In Prison, We Celebrated the First Step Act. We Realized It Falls Far Short.

When the U.S. Department of Justice published a rule finally spelling out how the federal Bureau of Prisons (BOP) would implement the First Step Act of 2018, the headlines trumpeted that thousands of people in federal prisons were now eligible for release. The news spread quickly among the 153, 053 Americans incarcerated in federal prisons, first sparking hope and jubilation, then quickly followed by disappointment and confusion.

I know, because I live behind bars in one of the U.S.’s 122 federal prisons. And while I am among the fortunate ones who will (hopefully) be released early to the community where my four kids and numerous nephews, nieces and cousins live, the anticipation is bittersweet. I look around and see so many other good men who deserve a second chance, yet are denied because the First Step Act (FSA) was written to specifically exclude them. So, while it’s good news that the BOP stopped its foot-dragging and is finally moving to enforce this critical aspect of the act, what we really need is a second look at the law itself.

Passed by Congress during the administration of former President Donald Trump, at first glance, the FSA did seem to address some of the “tough-on-crime” prison and sentencing laws that ballooned the federal prison population and earned the U.S. the highest incarceration rate in the world. To name just a few of the benefits of the act: It eased the harsh sentences required for individuals convicted of drug crimes, made it easier for prisoners to petition for compassionate release, and required the Federal Bureau of Prisons to offer rehabilitation programs and link them to an opportunity for early release and other privileges.

However, the devil, as they say, is in the details.

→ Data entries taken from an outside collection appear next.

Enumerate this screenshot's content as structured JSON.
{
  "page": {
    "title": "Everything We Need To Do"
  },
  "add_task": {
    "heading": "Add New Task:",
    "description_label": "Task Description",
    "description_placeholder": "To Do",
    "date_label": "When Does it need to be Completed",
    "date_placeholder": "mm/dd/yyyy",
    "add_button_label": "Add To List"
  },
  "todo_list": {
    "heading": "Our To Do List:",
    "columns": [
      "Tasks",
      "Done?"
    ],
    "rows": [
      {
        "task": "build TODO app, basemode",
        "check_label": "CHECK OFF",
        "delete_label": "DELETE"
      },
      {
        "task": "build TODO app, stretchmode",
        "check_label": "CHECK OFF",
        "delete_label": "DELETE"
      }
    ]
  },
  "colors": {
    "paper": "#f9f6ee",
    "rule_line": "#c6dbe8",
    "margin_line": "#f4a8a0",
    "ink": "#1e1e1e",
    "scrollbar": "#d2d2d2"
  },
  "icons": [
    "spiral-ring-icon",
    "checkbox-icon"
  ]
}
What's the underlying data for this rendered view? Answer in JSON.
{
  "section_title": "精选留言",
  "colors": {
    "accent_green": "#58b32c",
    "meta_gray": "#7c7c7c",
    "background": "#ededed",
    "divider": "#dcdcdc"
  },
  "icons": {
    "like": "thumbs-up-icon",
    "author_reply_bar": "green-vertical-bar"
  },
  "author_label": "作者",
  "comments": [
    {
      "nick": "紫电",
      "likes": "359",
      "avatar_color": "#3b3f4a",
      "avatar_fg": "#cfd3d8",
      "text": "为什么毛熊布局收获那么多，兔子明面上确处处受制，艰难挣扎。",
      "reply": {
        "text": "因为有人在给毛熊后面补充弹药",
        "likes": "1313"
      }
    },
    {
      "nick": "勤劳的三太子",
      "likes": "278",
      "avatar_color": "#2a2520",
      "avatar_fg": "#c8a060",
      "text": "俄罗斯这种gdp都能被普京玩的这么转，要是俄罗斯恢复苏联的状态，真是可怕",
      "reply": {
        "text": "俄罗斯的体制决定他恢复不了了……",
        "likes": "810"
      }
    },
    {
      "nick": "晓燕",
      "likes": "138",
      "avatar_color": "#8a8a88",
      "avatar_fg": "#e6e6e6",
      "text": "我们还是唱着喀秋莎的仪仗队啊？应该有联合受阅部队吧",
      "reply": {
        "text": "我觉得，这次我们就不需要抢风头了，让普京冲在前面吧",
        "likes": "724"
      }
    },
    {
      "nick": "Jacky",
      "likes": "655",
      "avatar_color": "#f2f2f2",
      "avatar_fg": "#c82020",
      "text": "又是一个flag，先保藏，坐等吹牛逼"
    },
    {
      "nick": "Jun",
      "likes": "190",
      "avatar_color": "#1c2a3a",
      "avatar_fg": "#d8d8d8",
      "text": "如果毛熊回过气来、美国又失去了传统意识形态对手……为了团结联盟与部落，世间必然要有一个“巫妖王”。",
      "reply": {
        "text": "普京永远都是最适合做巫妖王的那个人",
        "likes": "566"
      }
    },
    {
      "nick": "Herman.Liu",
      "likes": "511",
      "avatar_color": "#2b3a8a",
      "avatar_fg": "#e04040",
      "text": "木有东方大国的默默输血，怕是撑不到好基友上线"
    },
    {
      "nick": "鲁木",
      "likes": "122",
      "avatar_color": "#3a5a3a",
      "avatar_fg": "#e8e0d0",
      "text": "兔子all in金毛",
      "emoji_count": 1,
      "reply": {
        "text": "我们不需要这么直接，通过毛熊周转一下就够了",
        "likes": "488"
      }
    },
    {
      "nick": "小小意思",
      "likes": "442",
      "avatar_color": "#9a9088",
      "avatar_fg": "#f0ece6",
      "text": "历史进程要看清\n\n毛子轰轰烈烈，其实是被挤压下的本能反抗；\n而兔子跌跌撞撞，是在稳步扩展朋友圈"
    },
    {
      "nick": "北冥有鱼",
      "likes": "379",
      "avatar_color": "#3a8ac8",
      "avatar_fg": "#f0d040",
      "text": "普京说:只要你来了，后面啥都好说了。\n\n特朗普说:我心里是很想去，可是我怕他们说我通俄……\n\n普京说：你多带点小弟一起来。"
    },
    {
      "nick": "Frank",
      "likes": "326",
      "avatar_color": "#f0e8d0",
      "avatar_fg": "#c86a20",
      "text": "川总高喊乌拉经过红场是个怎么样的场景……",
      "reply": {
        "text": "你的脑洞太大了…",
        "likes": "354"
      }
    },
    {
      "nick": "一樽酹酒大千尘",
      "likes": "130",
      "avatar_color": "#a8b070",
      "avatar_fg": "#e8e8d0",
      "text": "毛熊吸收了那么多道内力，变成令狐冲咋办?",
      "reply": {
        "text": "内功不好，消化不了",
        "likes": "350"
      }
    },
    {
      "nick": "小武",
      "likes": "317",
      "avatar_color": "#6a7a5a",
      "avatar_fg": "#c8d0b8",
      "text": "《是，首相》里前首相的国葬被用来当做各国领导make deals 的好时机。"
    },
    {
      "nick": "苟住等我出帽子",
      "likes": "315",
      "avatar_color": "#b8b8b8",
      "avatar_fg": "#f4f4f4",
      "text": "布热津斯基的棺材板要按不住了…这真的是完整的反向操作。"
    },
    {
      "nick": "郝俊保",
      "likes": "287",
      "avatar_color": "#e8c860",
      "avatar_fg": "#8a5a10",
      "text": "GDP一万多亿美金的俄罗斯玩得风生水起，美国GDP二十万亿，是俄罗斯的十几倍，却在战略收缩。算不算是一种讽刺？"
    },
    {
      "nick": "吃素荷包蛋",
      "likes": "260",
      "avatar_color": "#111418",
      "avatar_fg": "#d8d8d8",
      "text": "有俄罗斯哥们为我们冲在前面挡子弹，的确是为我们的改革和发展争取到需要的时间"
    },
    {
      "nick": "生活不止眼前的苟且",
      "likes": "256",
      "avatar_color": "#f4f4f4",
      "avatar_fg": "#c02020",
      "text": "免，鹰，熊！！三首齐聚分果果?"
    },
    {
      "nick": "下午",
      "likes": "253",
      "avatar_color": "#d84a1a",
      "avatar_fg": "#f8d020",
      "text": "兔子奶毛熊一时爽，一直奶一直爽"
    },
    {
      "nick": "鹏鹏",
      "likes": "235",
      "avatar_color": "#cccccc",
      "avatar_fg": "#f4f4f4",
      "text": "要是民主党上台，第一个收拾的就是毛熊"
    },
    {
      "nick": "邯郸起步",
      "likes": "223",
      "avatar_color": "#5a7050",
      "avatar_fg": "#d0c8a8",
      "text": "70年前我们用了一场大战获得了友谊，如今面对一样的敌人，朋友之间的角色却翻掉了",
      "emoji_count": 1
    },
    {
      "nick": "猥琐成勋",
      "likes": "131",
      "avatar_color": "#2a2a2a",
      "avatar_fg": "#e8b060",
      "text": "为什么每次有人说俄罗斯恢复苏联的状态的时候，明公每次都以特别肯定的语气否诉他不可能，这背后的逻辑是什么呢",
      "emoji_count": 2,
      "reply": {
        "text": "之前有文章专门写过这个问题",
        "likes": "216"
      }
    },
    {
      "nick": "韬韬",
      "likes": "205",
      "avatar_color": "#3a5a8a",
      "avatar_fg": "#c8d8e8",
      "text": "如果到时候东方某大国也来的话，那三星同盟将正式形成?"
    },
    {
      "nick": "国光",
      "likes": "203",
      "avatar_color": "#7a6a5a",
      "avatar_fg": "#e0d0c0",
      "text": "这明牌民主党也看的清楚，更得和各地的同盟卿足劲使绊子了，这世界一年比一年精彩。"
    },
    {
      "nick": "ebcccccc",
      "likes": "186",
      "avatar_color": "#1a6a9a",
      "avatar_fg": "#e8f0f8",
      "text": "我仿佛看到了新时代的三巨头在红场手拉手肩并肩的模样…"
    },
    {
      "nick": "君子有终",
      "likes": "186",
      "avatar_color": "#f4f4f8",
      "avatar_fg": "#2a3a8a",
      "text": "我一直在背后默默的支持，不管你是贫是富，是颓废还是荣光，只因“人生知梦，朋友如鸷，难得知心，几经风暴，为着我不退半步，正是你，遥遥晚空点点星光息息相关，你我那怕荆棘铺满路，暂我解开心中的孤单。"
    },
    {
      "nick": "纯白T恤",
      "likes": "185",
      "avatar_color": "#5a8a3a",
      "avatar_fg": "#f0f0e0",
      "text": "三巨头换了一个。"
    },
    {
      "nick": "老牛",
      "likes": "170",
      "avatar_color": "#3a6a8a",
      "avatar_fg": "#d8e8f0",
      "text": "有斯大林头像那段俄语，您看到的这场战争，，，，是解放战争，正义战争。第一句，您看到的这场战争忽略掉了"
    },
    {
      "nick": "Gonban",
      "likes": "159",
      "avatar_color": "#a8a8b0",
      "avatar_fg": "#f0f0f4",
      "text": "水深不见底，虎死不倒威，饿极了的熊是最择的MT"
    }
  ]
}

And the details, along with the BOP’s reluctant, fitful and arbitrary implementation, have turned the FSA into, at best, a measure of relief for a select few. At its worst, the First Step Act is a mechanism for further reinforcing the discriminatory nature of the U.S. criminal legal system.

A long list of individuals is excluded from the FSA’s offer of release to home confinement or community halfway houses in recognition of their participation in rehabilitation-related activities and a low risk-assessment score. According to the independent review committee mandated by the FSA itself, more than half of the BOP population is disqualified from participating, even though no significant differences in recidivism risk have been documented between those who are eligible and those who aren’t.

Thus, for example, anyone convicted — often decades previously — of virtually any type of act classified as violent, or who is charged with being an “organizer, leader, manager or supervisor of others” when distributing three of the most common street drugs in use today (fentanyl, heroin and methamphetamines) is ineligible. They aren’t even given a chance to demonstrate that they ready to return to their children or parents. Forty-five percent of people held in federal prisons are incarcerated for drug-related offenses, and as a Black man who is one of them, I can attest to the lax meaning of the “leader” accusation. All it takes is for one other person to claim that you “directed” them to carry some drugs or make a call to get stuck with a charge of being a leader. (Very often, people make these claims as part of a bid to reduce their own penalties.)

I qualify for FSA earned-time credits simply because I was charged with conspiracy to sell cocaine (based solely on the claim of a cooperating witness), instead of one of the other three drugs. Yet one of my friends, who was just 18 when he was sent to federal prison as a first-time “offender,” is shut out, simply because his charges involved methamphetamines and a gun. On what rational basis am I granted the chance to demonstrate rehabilitation and he is not?

Even those of us who win this “lottery” are struggling to figure out how to meet the act’s other requirements. Earned-time credits are received in return for completing approved rehabilitation programs or “productive activities.” But the availability of approved courses varies widely from institution to institution, and due to COVID and staffing shortages, the waiting lists for what is on offer are long. I just asked about education and was told by staff the only courses available are GED and ESL classes. As for jobs, the only FSA-eligible positions at my institution are offered by UNICOR, a for-profit arm of the government that manufactures items for sale, from uniforms to license plates. Yet other prison jobs — duties like janitorial work and food services, which keep the prisons themselves running (and for which workers are paid abysmally low wages) — don’t qualify for earned-time credit.

So, yes, the fact that the Bureau of Prisons finally did what it should have done more than two years ago is good news for those of us who fit into one of the act’s arbitrary categories and manage to jump through the other hoops. But for too many others, it is an excruciatingly small first step. Now, Congress needs to listen to the independent review committee — and to incarcerated people and advocates around the country — and implement broader and more meaningful measures to release people from prison.